Your instructions: Scan the data below for the string "Links". Show every line where it turns up.

Dataset:
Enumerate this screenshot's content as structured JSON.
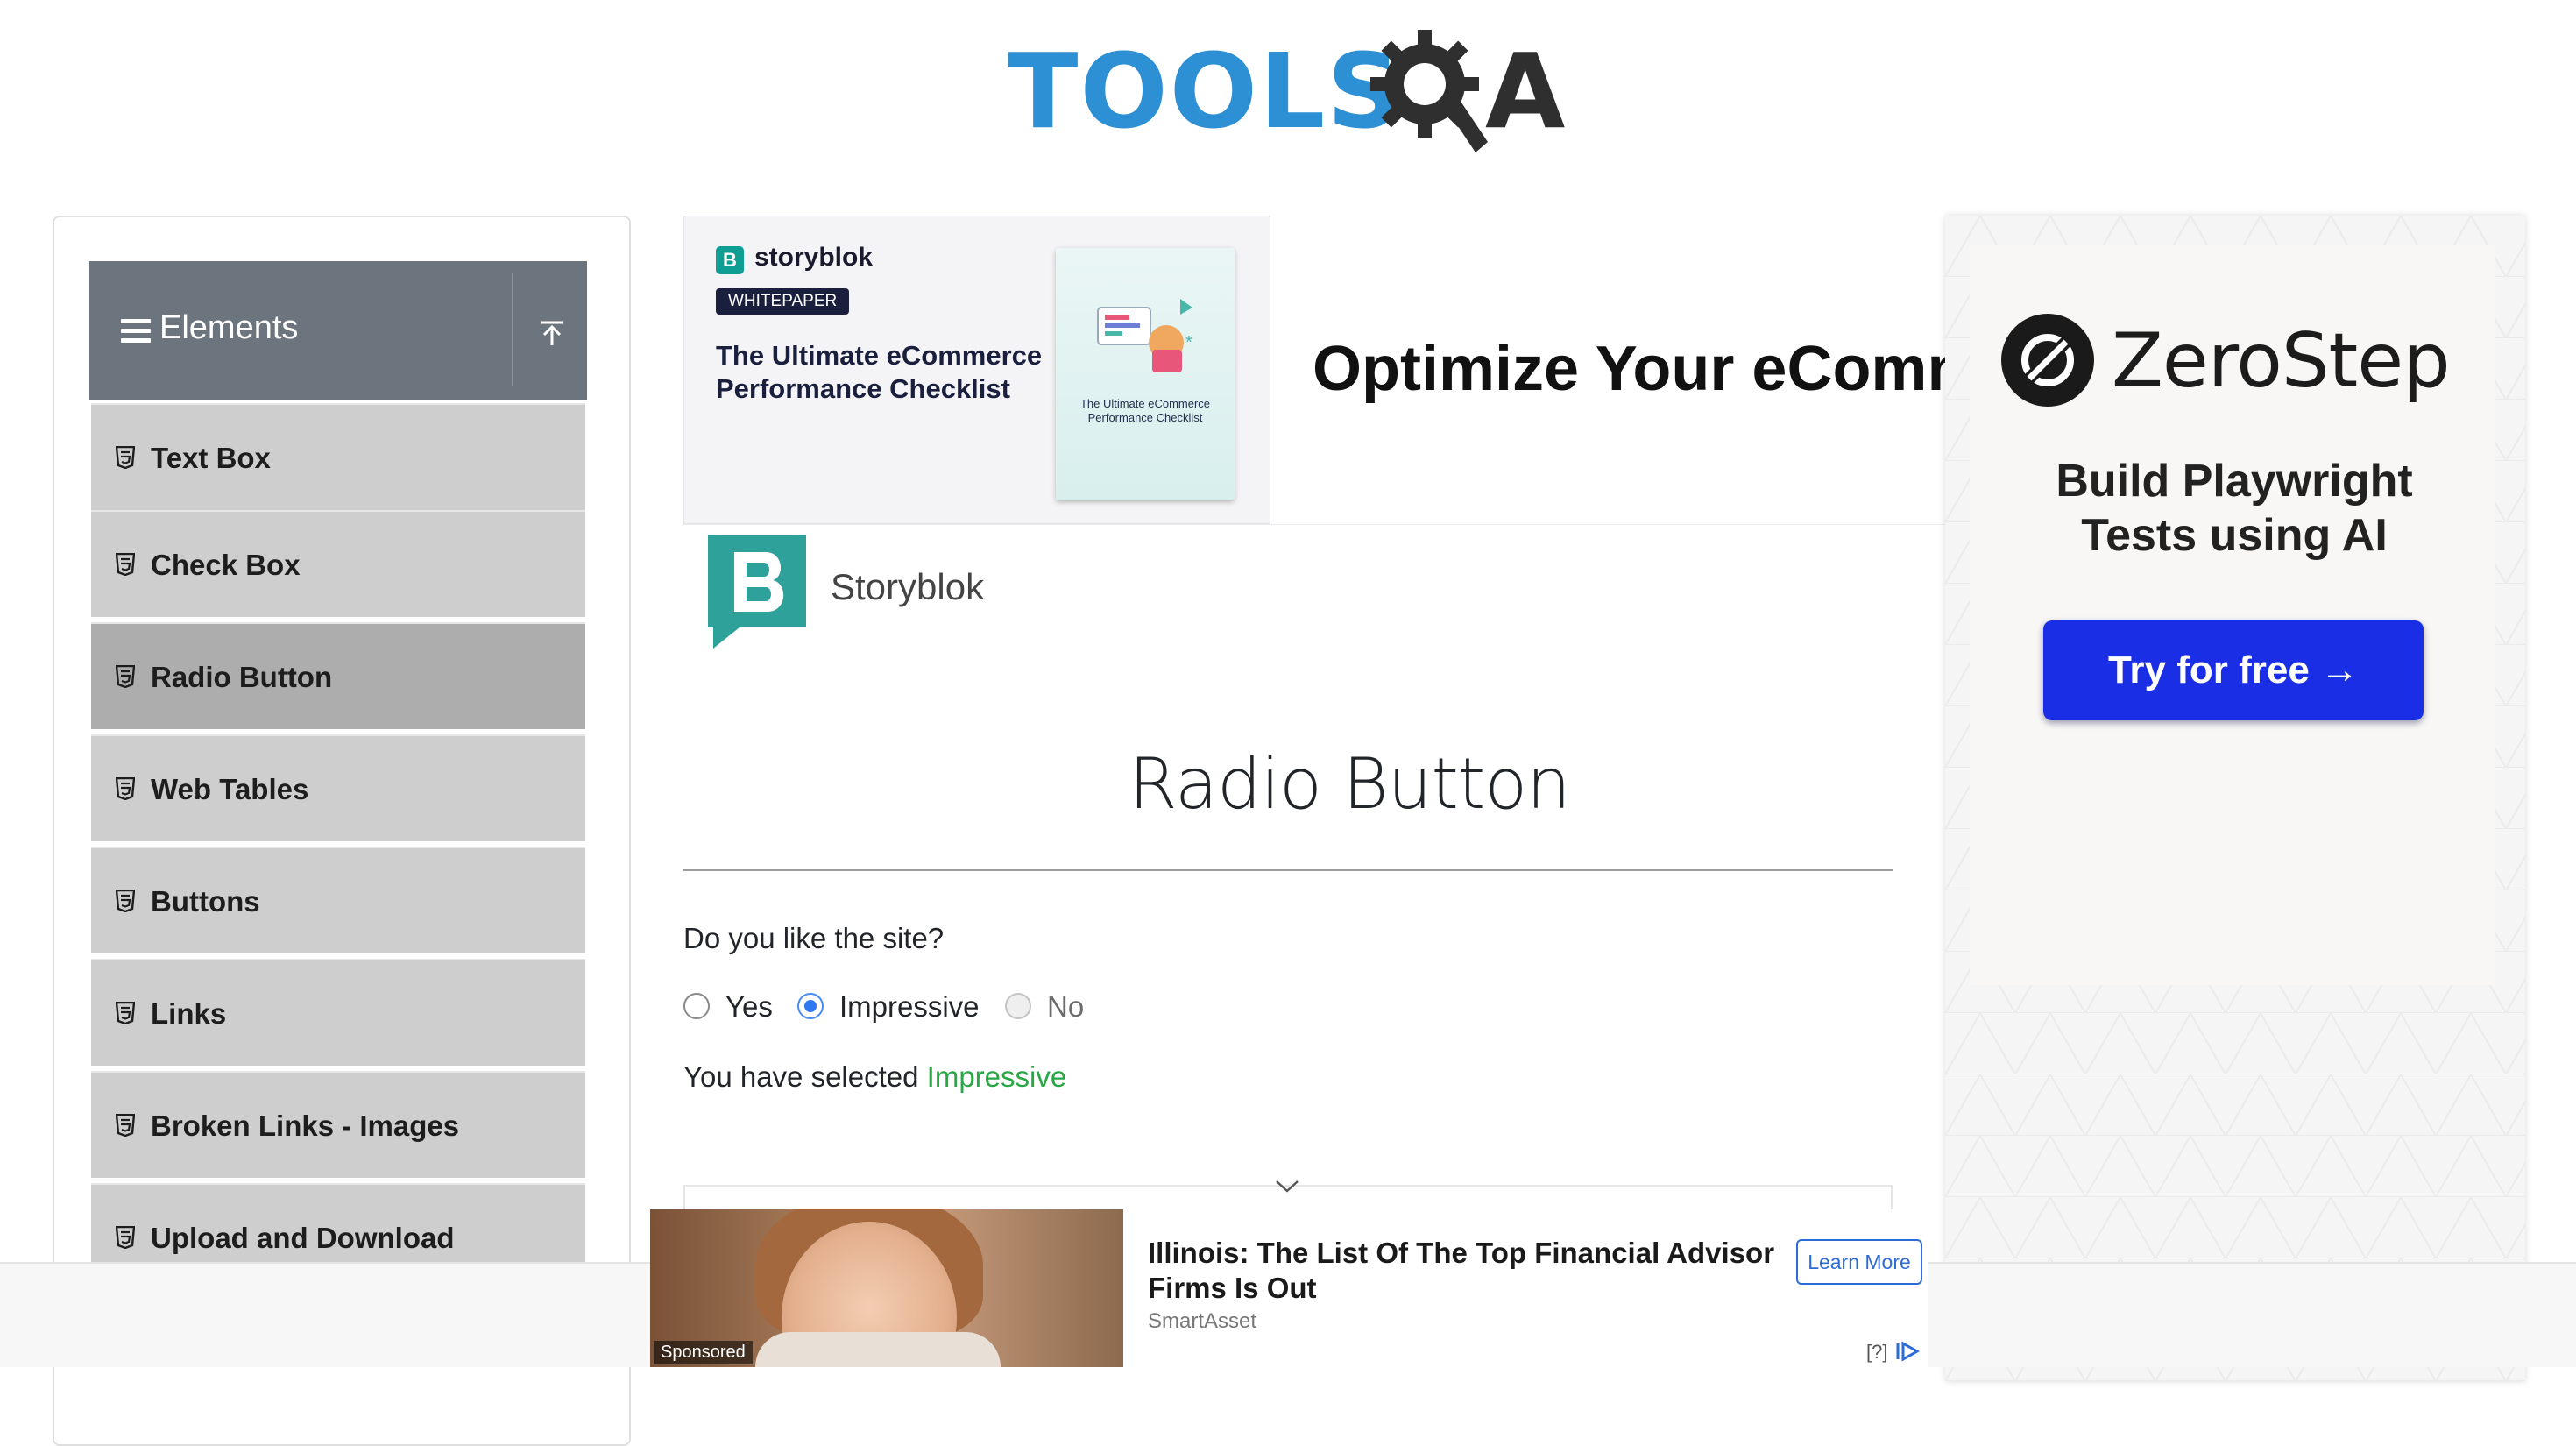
{
  "header": {
    "logo_text": "TOOLS",
    "logo_suffix": "A"
  },
  "sidebar": {
    "group_title": "Elements",
    "items": [
      {
        "label": "Text Box"
      },
      {
        "label": "Check Box"
      },
      {
        "label": "Radio Button",
        "active": true
      },
      {
        "label": "Web Tables"
      },
      {
        "label": "Buttons"
      },
      {
        "label": "Links"
      },
      {
        "label": "Broken Links - Images"
      },
      {
        "label": "Upload and Download"
      }
    ]
  },
  "top_ad": {
    "brand": "storyblok",
    "pill": "WHITEPAPER",
    "headline": "The Ultimate eCommerce Performance Checklist",
    "book_title": "The Ultimate eCommerce Performance Checklist",
    "tagline": "Optimize Your eComm",
    "advertiser": "Storyblok"
  },
  "main": {
    "title": "Radio Button",
    "question": "Do you like the site?",
    "options": [
      {
        "label": "Yes",
        "checked": false,
        "disabled": false
      },
      {
        "label": "Impressive",
        "checked": true,
        "disabled": false
      },
      {
        "label": "No",
        "checked": false,
        "disabled": true
      }
    ],
    "result_prefix": "You have selected ",
    "result_value": "Impressive"
  },
  "right_ad": {
    "brand": "ZeroStep",
    "tagline_line1": "Build Playwright",
    "tagline_line2": "Tests using AI",
    "cta": "Try for free →"
  },
  "sponsored": {
    "tag": "Sponsored",
    "title": "Illinois: The List Of The Top Financial Advisor Firms Is Out",
    "source": "SmartAsset",
    "button": "Learn More",
    "q": "[?]"
  },
  "colors": {
    "sidebar_header": "#6c757d",
    "menu_item": "#cecece",
    "menu_item_active": "#adadad",
    "radio_accent": "#2f78f0",
    "success_text": "#28a745",
    "logo_blue": "#2d8fd4",
    "cta_blue": "#1a2fe5"
  }
}
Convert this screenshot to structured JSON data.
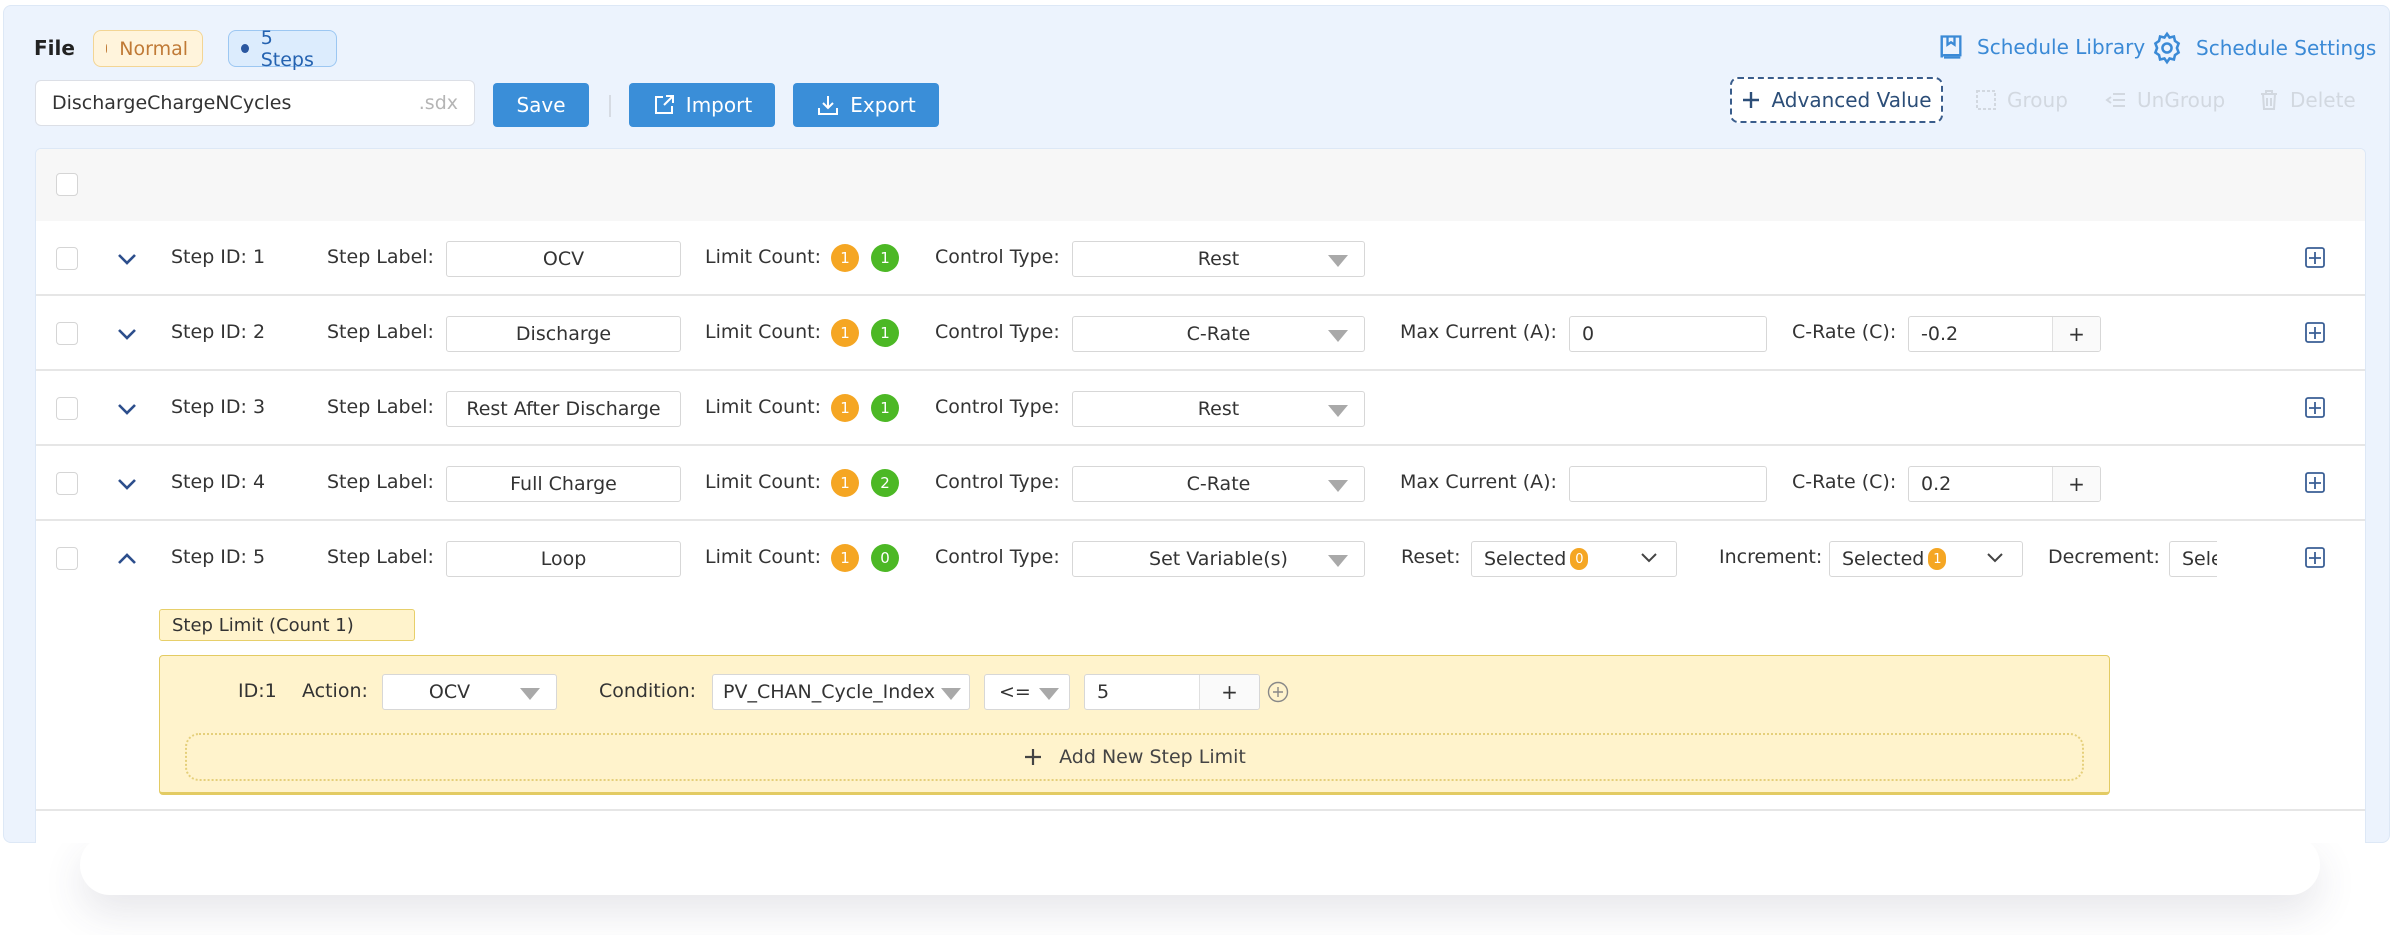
{
  "header": {
    "file_label": "File",
    "status_badge": "Normal",
    "steps_badge": "5 Steps",
    "filename": "DischargeChargeNCycles",
    "file_extension": ".sdx",
    "save_label": "Save",
    "import_label": "Import",
    "export_label": "Export",
    "schedule_library_label": "Schedule Library",
    "schedule_settings_label": "Schedule Settings",
    "advanced_value_label": "Advanced Value",
    "group_label": "Group",
    "ungroup_label": "UnGroup",
    "delete_label": "Delete"
  },
  "labels": {
    "step_id": "Step ID:",
    "step_label": "Step Label:",
    "limit_count": "Limit Count:",
    "control_type": "Control Type:",
    "max_current": "Max Current (A):",
    "c_rate": "C-Rate (C):",
    "reset": "Reset:",
    "increment": "Increment:",
    "decrement": "Decrement:",
    "addon_plus": "+"
  },
  "steps": [
    {
      "id": "Step ID: 1",
      "label": "OCV",
      "limit_orange": "1",
      "limit_green": "1",
      "control_type": "Rest",
      "expanded": false
    },
    {
      "id": "Step ID: 2",
      "label": "Discharge",
      "limit_orange": "1",
      "limit_green": "1",
      "control_type": "C-Rate",
      "max_current": "0",
      "c_rate": "-0.2",
      "expanded": false
    },
    {
      "id": "Step ID: 3",
      "label": "Rest After Discharge",
      "limit_orange": "1",
      "limit_green": "1",
      "control_type": "Rest",
      "expanded": false
    },
    {
      "id": "Step ID: 4",
      "label": "Full Charge",
      "limit_orange": "1",
      "limit_green": "2",
      "control_type": "C-Rate",
      "max_current": "",
      "c_rate": "0.2",
      "expanded": false
    },
    {
      "id": "Step ID: 5",
      "label": "Loop",
      "limit_orange": "1",
      "limit_green": "0",
      "control_type": "Set Variable(s)",
      "reset_value": "Selected",
      "reset_count": "0",
      "increment_value": "Selected",
      "increment_count": "1",
      "decrement_value": "Sele",
      "expanded": true
    }
  ],
  "step_limits": {
    "title": "Step Limit (Count 1)",
    "items": [
      {
        "id": "ID:1",
        "action_label": "Action:",
        "action": "OCV",
        "condition_label": "Condition:",
        "condition": "PV_CHAN_Cycle_Index",
        "operator": "<=",
        "value": "5"
      }
    ],
    "add_label": "Add New Step Limit"
  },
  "colors": {
    "primary": "#3a8ed8",
    "link": "#3b8ad6",
    "orange_count": "#f5a623",
    "green_count": "#4cb825",
    "limit_bg": "#fff3cc"
  }
}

Solution below:
        "label": "Links"
        "label": "Broken Links - Images"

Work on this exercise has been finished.